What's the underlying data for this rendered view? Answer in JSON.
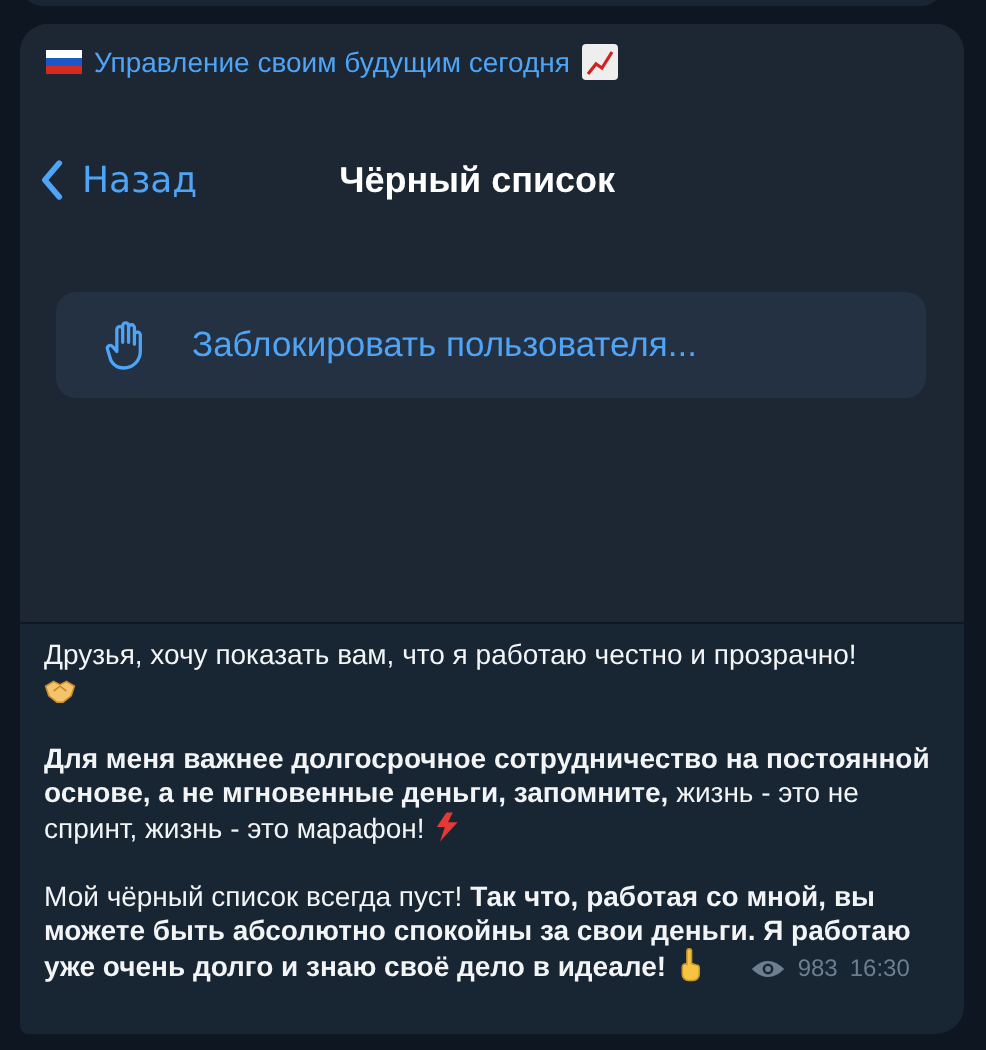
{
  "channel": {
    "name": "Управление своим будущим сегодня"
  },
  "screen": {
    "back": "Назад",
    "title": "Чёрный список",
    "action": "Заблокировать пользователя..."
  },
  "message": {
    "paragraphs": [
      {
        "text": "Друзья, хочу показать вам, что я работаю честно и прозрачно!",
        "kind": "handshake"
      },
      {
        "text": "**Для меня важнее долгосрочное сотрудничество на постоянной основе, а не мгновенные деньги, запомните,** жизнь - это не спринт, жизнь - это марафон!",
        "kind": "lightning"
      },
      {
        "text": "Мой чёрный список всегда пуст! **Так что, работая со мной, вы можете быть абсолютно спокойны за свои деньги. Я работаю уже очень долго и знаю своё дело в идеале!**",
        "kind": "finger"
      }
    ],
    "views": "983",
    "time": "16:30"
  }
}
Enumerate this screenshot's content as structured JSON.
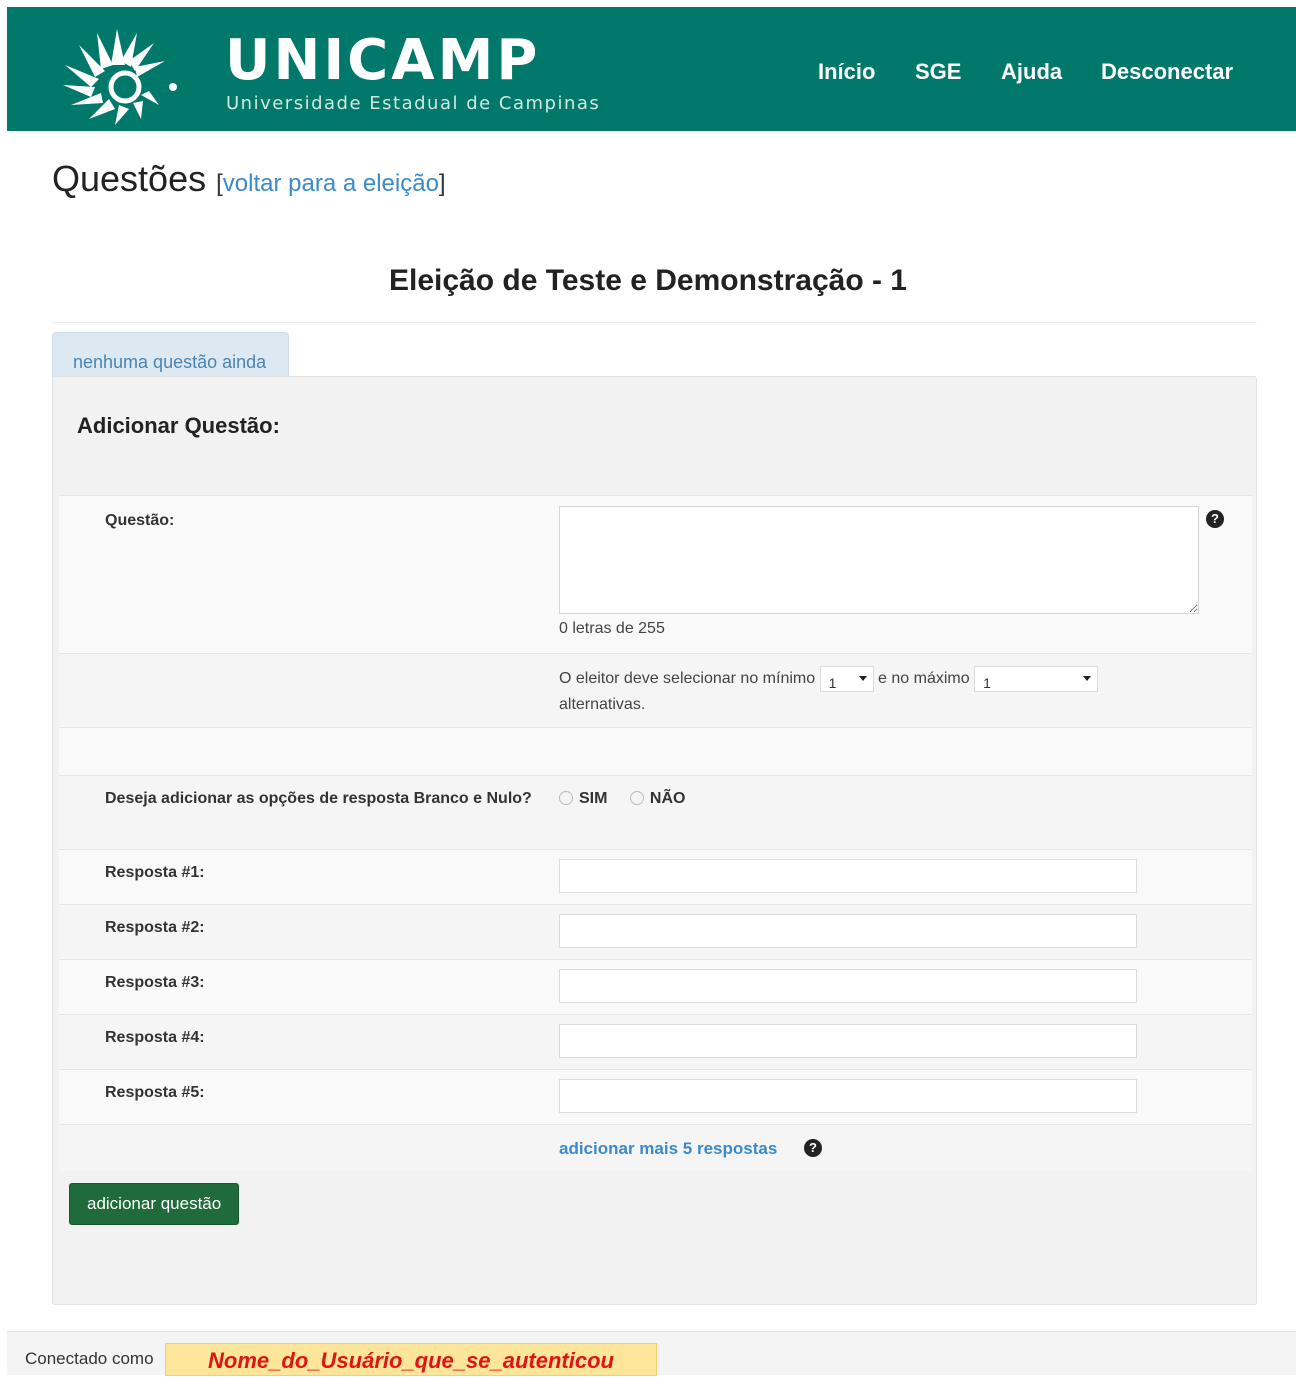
{
  "header": {
    "brand": "UNICAMP",
    "brand_sub": "Universidade Estadual de Campinas",
    "nav": [
      "Início",
      "SGE",
      "Ajuda",
      "Desconectar"
    ],
    "color": "#00796b"
  },
  "page": {
    "title": "Questões",
    "back_open": "[",
    "back_link": "voltar para a eleição",
    "back_close": "]",
    "election_title": "Eleição de Teste e Demonstração - 1"
  },
  "tab": {
    "label": "nenhuma questão ainda"
  },
  "form": {
    "heading": "Adicionar Questão:",
    "question_label": "Questão:",
    "question_value": "",
    "help_glyph": "?",
    "counter": "0 letras de 255",
    "minmax_prefix": "O eleitor deve selecionar no mínimo",
    "min_value": "1",
    "minmax_middle": "e no máximo",
    "max_value": "1",
    "minmax_suffix": "alternativas.",
    "blank_null_label": "Deseja adicionar as opções de resposta Branco e Nulo?",
    "opt_yes": "SIM",
    "opt_no": "NÃO",
    "responses": [
      {
        "label": "Resposta #1:",
        "value": ""
      },
      {
        "label": "Resposta #2:",
        "value": ""
      },
      {
        "label": "Resposta #3:",
        "value": ""
      },
      {
        "label": "Resposta #4:",
        "value": ""
      },
      {
        "label": "Resposta #5:",
        "value": ""
      }
    ],
    "more_link": "adicionar mais 5 respostas",
    "submit": "adicionar questão",
    "submit_color": "#1f6b3b"
  },
  "footer": {
    "label": "Conectado como",
    "user": "Nome_do_Usuário_que_se_autenticou"
  }
}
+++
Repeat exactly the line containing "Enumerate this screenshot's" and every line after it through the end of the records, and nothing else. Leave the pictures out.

Enumerate this screenshot's content as structured JSON.
{
  "header": {
    "brand": "UNICAMP",
    "brand_sub": "Universidade Estadual de Campinas",
    "nav": [
      "Início",
      "SGE",
      "Ajuda",
      "Desconectar"
    ],
    "color": "#00796b"
  },
  "page": {
    "title": "Questões",
    "back_open": "[",
    "back_link": "voltar para a eleição",
    "back_close": "]",
    "election_title": "Eleição de Teste e Demonstração - 1"
  },
  "tab": {
    "label": "nenhuma questão ainda"
  },
  "form": {
    "heading": "Adicionar Questão:",
    "question_label": "Questão:",
    "question_value": "",
    "help_glyph": "?",
    "counter": "0 letras de 255",
    "minmax_prefix": "O eleitor deve selecionar no mínimo",
    "min_value": "1",
    "minmax_middle": "e no máximo",
    "max_value": "1",
    "minmax_suffix": "alternativas.",
    "blank_null_label": "Deseja adicionar as opções de resposta Branco e Nulo?",
    "opt_yes": "SIM",
    "opt_no": "NÃO",
    "responses": [
      {
        "label": "Resposta #1:",
        "value": ""
      },
      {
        "label": "Resposta #2:",
        "value": ""
      },
      {
        "label": "Resposta #3:",
        "value": ""
      },
      {
        "label": "Resposta #4:",
        "value": ""
      },
      {
        "label": "Resposta #5:",
        "value": ""
      }
    ],
    "more_link": "adicionar mais 5 respostas",
    "submit": "adicionar questão",
    "submit_color": "#1f6b3b"
  },
  "footer": {
    "label": "Conectado como",
    "user": "Nome_do_Usuário_que_se_autenticou"
  }
}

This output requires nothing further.